The two brothers were busy preparing the meat when Johnny staggered back down. He looked like an empty shell being drifted by the seas. His face was white as a fresh coat of snow and he kept his balance with the help of the rickety railing. They didn’t notice he had returned and was standing four metres away from them, having the face of a man who had seen a ghost. Johnny wasn’t saying anything. He was watching his brothers and a tear ran down his cheek. After a minute, Sam noticed him.
“Johnny, what’s wrong? Who was on the phone?” said the big brother worryingly.
Bryan became visibly troubled. The youngest brother mumbled:
“It was my oncologist.”
His brothers’ hearts almost stopped.
“My test results came back. I have terminal cancer.”
Johnny had become expressionless in his effort not to burst into tears, but his bottom lip was trembling. Bryan dropped his glass which shattered near his feet, spilling the cocktail all over the floor. He ran to the toilet feeling sick to his stomach. Sam sensed the weight of the world on him. He did not know what to feel. Anger? Sadness? Shock? In two large steps, he was near his younger brother and grabbed him by the shoulders.
“Why didn’t you tell me before? Why? I could have helped you!” Sam yelled as he shook him.
Johnny did not respond.
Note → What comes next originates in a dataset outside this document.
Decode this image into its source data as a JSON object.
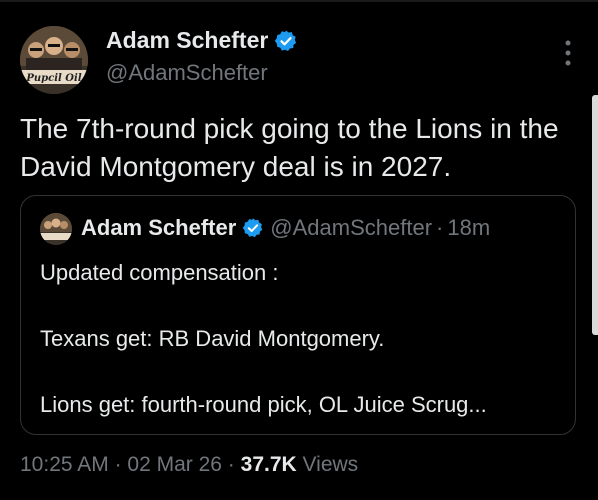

He looked his brother in the eyes and wrapped his hands around Sam. The latter wanted to keep his composure, but failed. He burst into tears and hugged him back.
Bryan returned and his eyes were red from crying.
“How long do you ...?” Bryan found the strength to ask.
“A couple of months, maybe”.
Bryan started weeping again and hugged them from behind.
“Please, don’t tell the girls while we are here!” Johnny said.
Both brothers nodded and untangled from the hug.
“How long have you been sick? Why didn’t you tell us anything? We could have helped. Are you sure there’s no other way? Maybe some experimental drugs or ....”
Sam’s tirade was interrupted by the sudden voices of the girls returning from their skiing lesson. Bryan ran upstairs as he knew he could not control himself. Johnny took a deep breath and put on a happy face and Sam wiped away his tears and went back to prepare the meat.
“Welcome back, girls!” Johnny said as happily as he could. “How was it?”
“My butt hurts!” Paul replied and laughed.
The innocence of the small boy cleared for the moment the gloom from their minds and both of the brothers laughed.
“It was awesome!” Emma said. “Dad, you have to come with us next time. I even made a TikTok and already it has over one hundred likes and... Dad? Have you been crying?”
Sam was caught by surprise.
“Uhm! It’s the onions, darling. I cut some for the salad!”
The day went on as if the call had never happened. They made the barbeque, played games and made a huge snowman the size of Sam. Bryan did not tell any more sailor stories, but played in the snow with Paul and Emma.
After the women and children went to sleep, the brothers stayed up late, talking about the terrible news and reminiscing about their childhood. They made a promise to meet as often as they could to compensate for the past twenty years.
The next time they would meet, would be at Sam and Beth’s house a couple of weeks later.
One month later, Bryan took them on a tour of his ship and introduced his brothers to his crewmates. They all had the same kind of stories as him, so maybe he was not lying after all.
Another month would pass and they would meet again for the last time. Sam and Bryan were among Johnny’s pallbearers. The ceremony took place in a small church in the town they grew up in and Johnny would be buried near their parents. The brothers slowly made their peace with the situation since that day at the cabin, but nothing prepared them for the funeral day.
While Sam was carrying his youngest brother on his final road, their time together flashed before his eyes. He recalled the childhood memories, the adventures they had together, the graduations, weddings, baptisms and the few holidays they spent together. All seemed not enough. All was taken for granted. He thought that they would always be there and that there was plenty of time to spend time together. But life has given them a harsh lesson about the uncertainty of tomorrow. If only they had more time.